A friend of mine who works for Riverkeeper grew up on the Hudson River, where he heard tales from the grizzled old fishermen about the massive, dinosaur-like fish known as sturgeon, which used to ply American waters in great numbers. My friend is so enamored with the fish that he jokingly told friends he wanted to name his first child Sturgeon.
My friend settled on Ben for the birth certificate, but Sturgeon could make a fine nickname for an athletic young man, since the fish are powerful swimmers that can leap high into the air.
The Atlantic sturgeon can weigh as much as 800 pounds, and it is little changed since the prehistoric-looking fish emerged before the time of T-Rex.
Except its numbers have declined precipitously, thanks to over fishing, dams, and pollution. Earlier this year, the federal government listed Atlantic sturgeon as endangered in five locations and threatened in the Gulf of Maine.
An Atlantic sturgeon hasn’t been seen in the Charles River in Boston for as long as anyone can remember. But a juvenile (still a big fish) was recently spotted, and recorded with a cellphone camera, by a strolling Bostonian.
In a testament to the decimated state of New England rivers, even experienced anglers couldn’t identify the man’s photo. Scientists could, and they rejoiced in seeing the return of at least one fish to a once fertile river.
It is a welcome reminder that recent anti-pollution efforts have been having an impact on the Charles, a river perhaps best known as the site of many Ivy League boat races. Sturgeon are often thought of as indicator species; where they thrive, it’s a good sign the river is healthy.
There are 26 species of sturgeon in the world, cruising backwaters in Eurasia and North America. Some of these bottom feeders live only in freshwater, while others venture into coastal waters to feed. They all have elongated bodies and lack scales, though they are bony inside.
Sturgeon have been around for an estimated 200 million years, but if we don’t take good care of our rivers, they might not be around when Ben (aka Sturgeon) is a grown man.
Brian Clark Howard is a writer and editor with NationalGeographic.com.
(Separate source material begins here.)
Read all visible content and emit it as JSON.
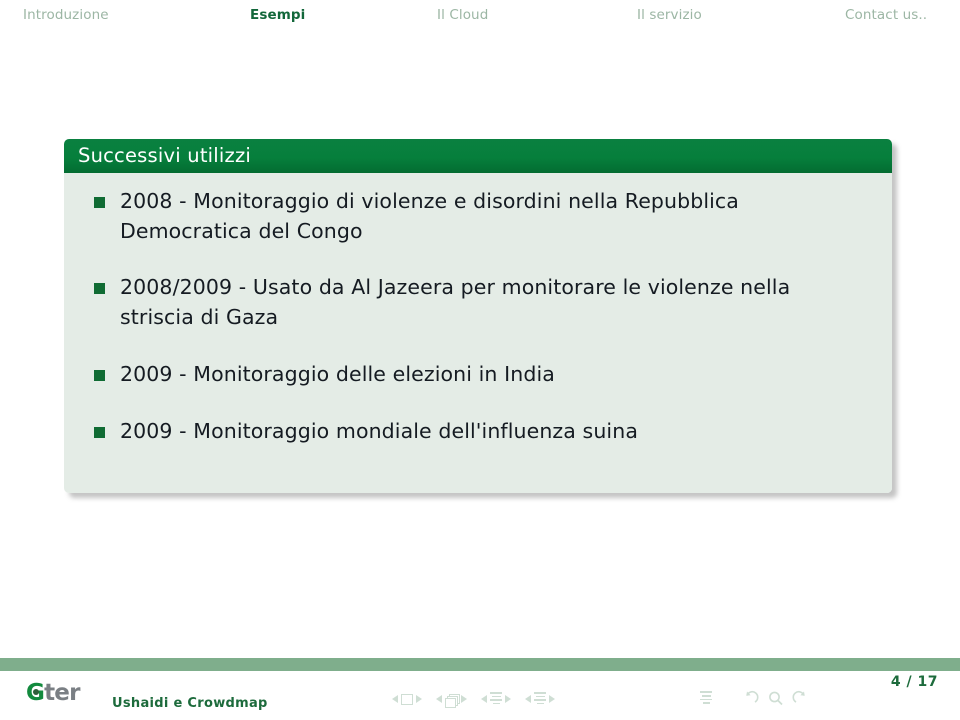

He was formerly an editor at The Daily Green and E/The Environmental Magazine and has contributed to many publications, including TheAtlantic.com, FastCompany.com, MailOnline.com, PopularMechanics.com, Yahoo!, MSN and elsewhere. His latest book, with Kevin Shea, is Build Your Own Small Wind Power System.